Content starts
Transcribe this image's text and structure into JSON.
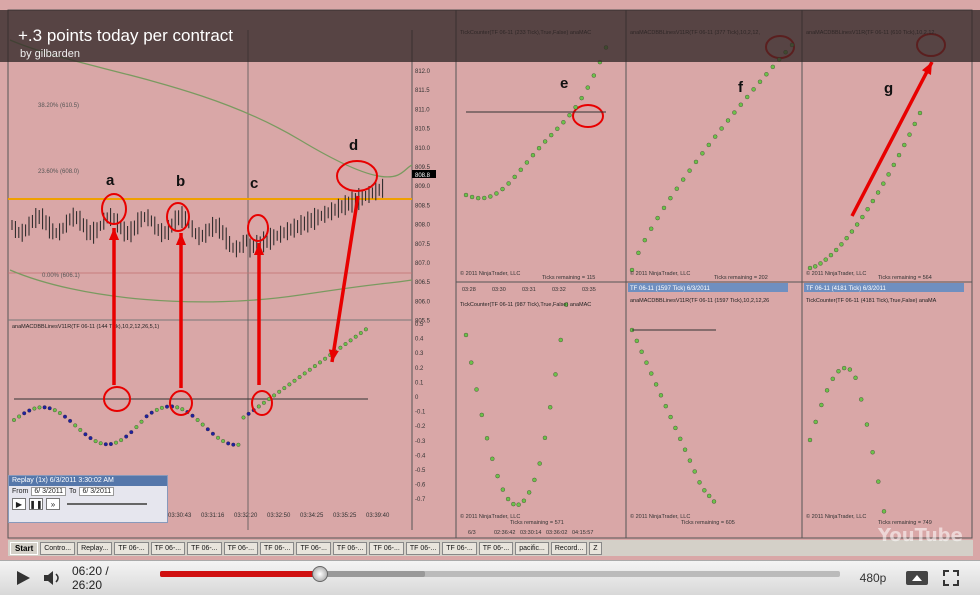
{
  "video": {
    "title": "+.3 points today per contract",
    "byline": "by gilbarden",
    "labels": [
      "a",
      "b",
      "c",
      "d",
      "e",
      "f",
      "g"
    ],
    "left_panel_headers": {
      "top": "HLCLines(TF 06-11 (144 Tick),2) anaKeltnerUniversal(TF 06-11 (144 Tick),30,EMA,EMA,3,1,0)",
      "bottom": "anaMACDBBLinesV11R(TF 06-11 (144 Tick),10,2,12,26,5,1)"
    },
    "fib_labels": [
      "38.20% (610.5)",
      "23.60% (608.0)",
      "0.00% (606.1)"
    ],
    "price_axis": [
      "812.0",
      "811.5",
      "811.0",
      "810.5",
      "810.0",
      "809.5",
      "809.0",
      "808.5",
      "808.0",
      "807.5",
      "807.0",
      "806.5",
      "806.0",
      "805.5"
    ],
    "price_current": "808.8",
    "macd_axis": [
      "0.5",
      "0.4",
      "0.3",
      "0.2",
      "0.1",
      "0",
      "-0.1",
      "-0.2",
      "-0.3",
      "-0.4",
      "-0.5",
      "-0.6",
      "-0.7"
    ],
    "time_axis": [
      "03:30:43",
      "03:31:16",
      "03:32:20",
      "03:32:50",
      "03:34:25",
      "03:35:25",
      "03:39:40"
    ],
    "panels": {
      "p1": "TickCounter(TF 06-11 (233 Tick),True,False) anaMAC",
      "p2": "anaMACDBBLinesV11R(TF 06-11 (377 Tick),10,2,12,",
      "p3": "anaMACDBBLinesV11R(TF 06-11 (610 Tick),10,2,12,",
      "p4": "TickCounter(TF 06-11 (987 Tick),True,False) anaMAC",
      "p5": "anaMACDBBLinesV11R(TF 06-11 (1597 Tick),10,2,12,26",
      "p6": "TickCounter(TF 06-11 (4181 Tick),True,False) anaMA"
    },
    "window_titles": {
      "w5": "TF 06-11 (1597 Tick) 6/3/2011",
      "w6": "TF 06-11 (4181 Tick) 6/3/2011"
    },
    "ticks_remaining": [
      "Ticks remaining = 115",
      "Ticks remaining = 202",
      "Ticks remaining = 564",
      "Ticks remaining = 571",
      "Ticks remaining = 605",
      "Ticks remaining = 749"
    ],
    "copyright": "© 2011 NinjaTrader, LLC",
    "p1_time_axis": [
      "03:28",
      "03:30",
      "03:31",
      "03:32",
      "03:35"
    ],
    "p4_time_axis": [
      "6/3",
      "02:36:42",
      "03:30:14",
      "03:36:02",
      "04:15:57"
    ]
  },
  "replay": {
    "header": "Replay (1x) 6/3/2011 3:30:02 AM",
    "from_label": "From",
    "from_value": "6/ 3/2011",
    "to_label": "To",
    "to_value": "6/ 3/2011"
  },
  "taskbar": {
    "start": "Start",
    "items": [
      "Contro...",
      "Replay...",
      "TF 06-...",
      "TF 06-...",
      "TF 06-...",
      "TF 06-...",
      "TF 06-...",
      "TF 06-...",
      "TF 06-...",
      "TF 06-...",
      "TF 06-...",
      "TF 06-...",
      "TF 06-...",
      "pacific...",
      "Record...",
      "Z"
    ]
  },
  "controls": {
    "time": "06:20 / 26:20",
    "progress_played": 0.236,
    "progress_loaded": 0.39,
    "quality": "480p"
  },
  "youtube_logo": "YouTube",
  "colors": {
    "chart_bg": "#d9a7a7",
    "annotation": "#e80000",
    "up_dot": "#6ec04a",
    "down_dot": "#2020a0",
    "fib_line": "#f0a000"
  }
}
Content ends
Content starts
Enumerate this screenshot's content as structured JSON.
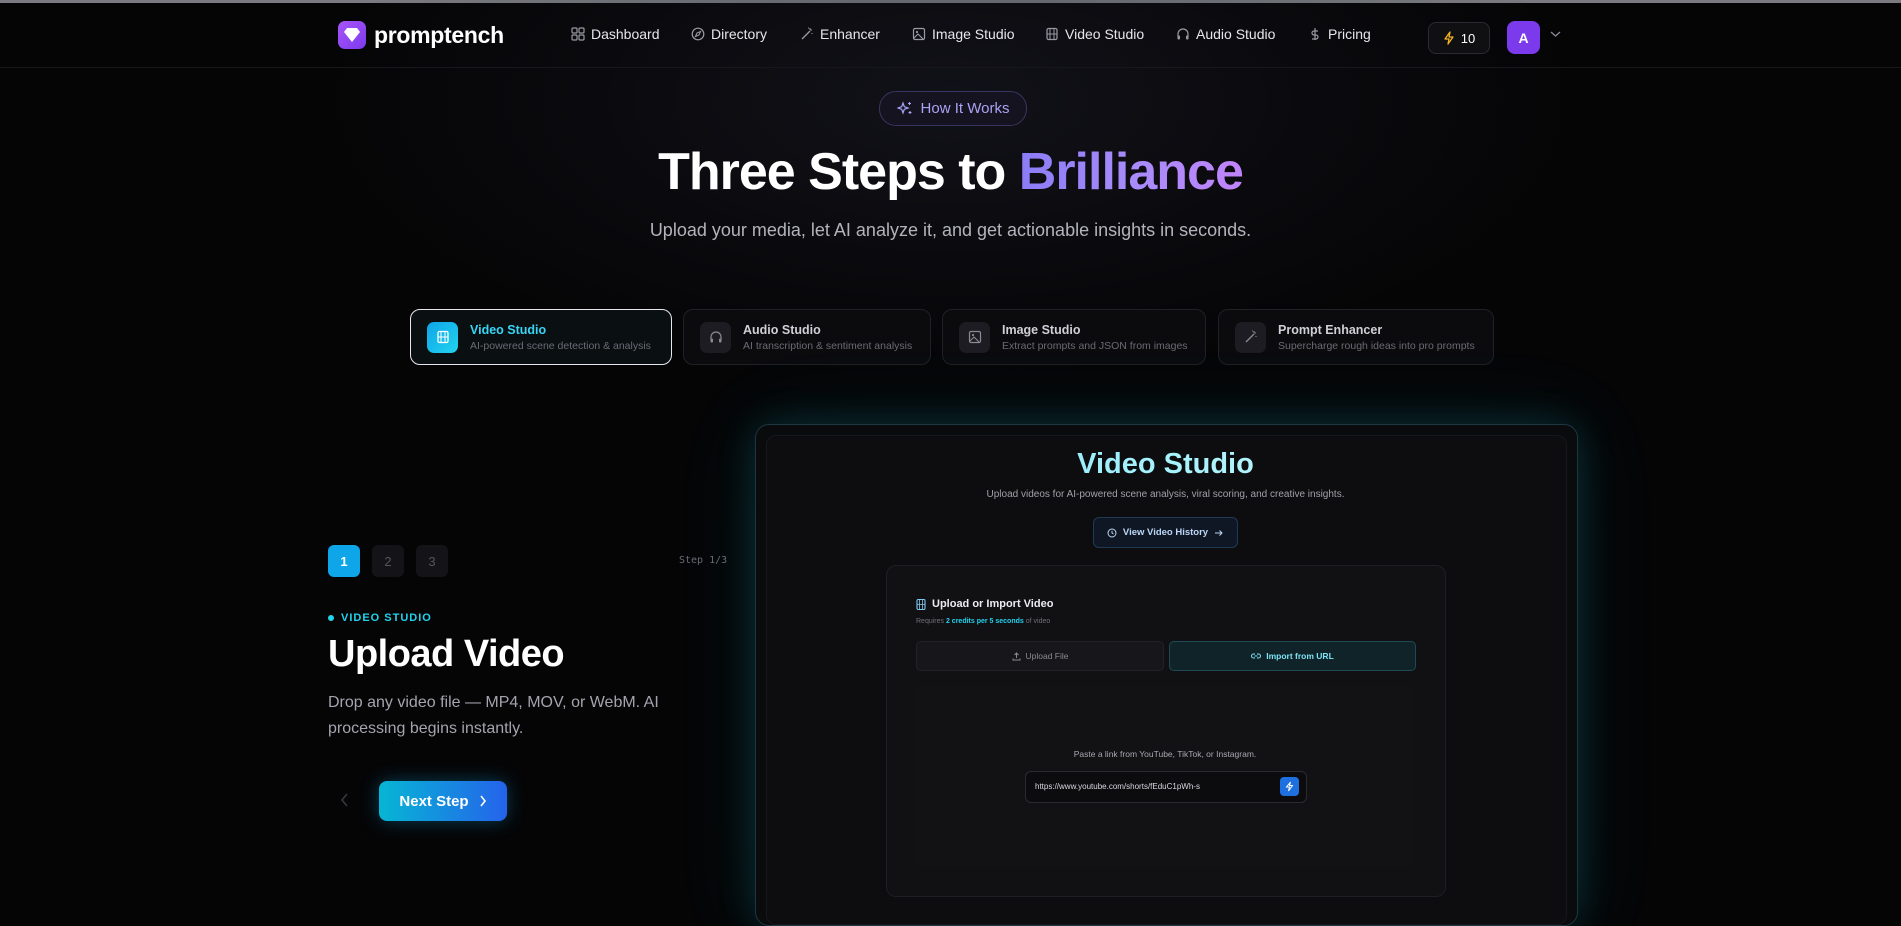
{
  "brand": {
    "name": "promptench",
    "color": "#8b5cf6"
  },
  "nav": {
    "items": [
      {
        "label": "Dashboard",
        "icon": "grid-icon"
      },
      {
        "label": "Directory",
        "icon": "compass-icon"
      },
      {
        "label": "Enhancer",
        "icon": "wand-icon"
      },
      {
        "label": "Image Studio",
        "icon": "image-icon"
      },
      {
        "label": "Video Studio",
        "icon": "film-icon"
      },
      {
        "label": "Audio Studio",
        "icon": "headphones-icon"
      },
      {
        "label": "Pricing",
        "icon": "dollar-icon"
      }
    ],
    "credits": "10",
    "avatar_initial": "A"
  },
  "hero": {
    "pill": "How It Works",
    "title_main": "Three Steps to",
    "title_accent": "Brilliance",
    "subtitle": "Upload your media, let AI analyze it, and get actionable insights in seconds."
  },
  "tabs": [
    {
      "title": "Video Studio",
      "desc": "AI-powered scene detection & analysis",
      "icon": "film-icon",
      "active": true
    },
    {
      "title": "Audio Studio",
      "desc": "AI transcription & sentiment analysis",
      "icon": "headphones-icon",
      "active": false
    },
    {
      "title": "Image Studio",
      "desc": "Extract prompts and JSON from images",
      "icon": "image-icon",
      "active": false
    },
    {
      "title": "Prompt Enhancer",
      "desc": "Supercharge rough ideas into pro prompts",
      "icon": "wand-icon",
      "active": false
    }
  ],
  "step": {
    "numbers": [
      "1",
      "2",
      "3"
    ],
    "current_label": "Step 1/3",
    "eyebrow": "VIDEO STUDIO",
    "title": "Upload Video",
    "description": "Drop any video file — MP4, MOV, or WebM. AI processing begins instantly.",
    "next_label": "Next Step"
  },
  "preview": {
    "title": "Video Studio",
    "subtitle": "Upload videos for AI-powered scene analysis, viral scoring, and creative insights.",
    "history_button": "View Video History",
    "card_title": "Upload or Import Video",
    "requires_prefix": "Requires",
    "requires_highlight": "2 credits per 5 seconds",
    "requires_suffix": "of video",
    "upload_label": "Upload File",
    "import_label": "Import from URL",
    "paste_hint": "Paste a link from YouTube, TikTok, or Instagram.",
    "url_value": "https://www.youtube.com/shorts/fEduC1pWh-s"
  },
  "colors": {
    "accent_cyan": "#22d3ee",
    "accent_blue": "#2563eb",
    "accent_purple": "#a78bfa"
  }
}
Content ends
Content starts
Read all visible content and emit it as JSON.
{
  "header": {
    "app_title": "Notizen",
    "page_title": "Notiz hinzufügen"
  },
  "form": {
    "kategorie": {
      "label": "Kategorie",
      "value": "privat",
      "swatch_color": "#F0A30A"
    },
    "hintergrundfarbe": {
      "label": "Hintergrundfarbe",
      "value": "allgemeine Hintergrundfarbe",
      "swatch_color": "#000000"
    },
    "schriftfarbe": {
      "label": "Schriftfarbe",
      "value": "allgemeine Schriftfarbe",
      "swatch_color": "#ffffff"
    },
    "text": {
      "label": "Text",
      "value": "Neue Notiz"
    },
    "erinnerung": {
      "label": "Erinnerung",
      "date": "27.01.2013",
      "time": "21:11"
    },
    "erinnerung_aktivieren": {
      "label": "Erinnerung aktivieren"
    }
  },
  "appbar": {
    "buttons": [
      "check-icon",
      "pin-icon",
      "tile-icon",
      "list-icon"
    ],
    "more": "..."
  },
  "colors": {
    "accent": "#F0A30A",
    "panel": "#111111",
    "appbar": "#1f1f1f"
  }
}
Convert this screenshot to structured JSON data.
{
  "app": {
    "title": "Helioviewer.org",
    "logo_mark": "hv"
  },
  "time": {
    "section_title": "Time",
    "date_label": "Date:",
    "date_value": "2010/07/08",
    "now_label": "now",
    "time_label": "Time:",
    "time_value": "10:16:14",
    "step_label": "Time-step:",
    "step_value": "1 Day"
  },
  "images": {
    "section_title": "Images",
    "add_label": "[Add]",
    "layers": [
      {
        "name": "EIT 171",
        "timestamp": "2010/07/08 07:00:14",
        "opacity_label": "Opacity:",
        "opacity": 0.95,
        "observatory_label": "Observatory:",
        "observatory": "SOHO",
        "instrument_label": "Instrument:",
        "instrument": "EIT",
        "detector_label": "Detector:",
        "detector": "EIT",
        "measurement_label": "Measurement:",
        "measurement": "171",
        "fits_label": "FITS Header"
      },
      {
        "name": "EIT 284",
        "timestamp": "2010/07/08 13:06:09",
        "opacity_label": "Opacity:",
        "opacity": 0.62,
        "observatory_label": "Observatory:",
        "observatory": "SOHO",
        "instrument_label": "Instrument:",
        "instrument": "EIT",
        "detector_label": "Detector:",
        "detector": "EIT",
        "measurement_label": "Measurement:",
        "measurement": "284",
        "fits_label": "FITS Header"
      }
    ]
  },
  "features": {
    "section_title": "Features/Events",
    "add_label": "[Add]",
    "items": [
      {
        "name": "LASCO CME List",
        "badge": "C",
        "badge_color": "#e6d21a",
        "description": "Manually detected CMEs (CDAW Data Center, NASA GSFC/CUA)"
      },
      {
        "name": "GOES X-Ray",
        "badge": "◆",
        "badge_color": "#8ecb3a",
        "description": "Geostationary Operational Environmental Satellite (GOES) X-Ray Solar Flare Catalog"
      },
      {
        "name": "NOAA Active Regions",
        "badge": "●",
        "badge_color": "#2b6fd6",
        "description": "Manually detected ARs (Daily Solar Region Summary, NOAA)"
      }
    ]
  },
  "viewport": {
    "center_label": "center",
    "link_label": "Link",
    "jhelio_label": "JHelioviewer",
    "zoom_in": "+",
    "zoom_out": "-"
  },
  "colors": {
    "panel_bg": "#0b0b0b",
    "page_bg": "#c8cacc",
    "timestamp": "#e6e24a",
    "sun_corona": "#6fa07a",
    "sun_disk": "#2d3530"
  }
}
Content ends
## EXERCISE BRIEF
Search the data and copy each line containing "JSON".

## EXPECTED ANSWER
Transcribe this image's text and structure into JSON.
Enumerate this screenshot's content as structured JSON.
      "desc": "Extract prompts and JSON from images",
Read all visible content and emit it as JSON.
Convert this screenshot to structured JSON data.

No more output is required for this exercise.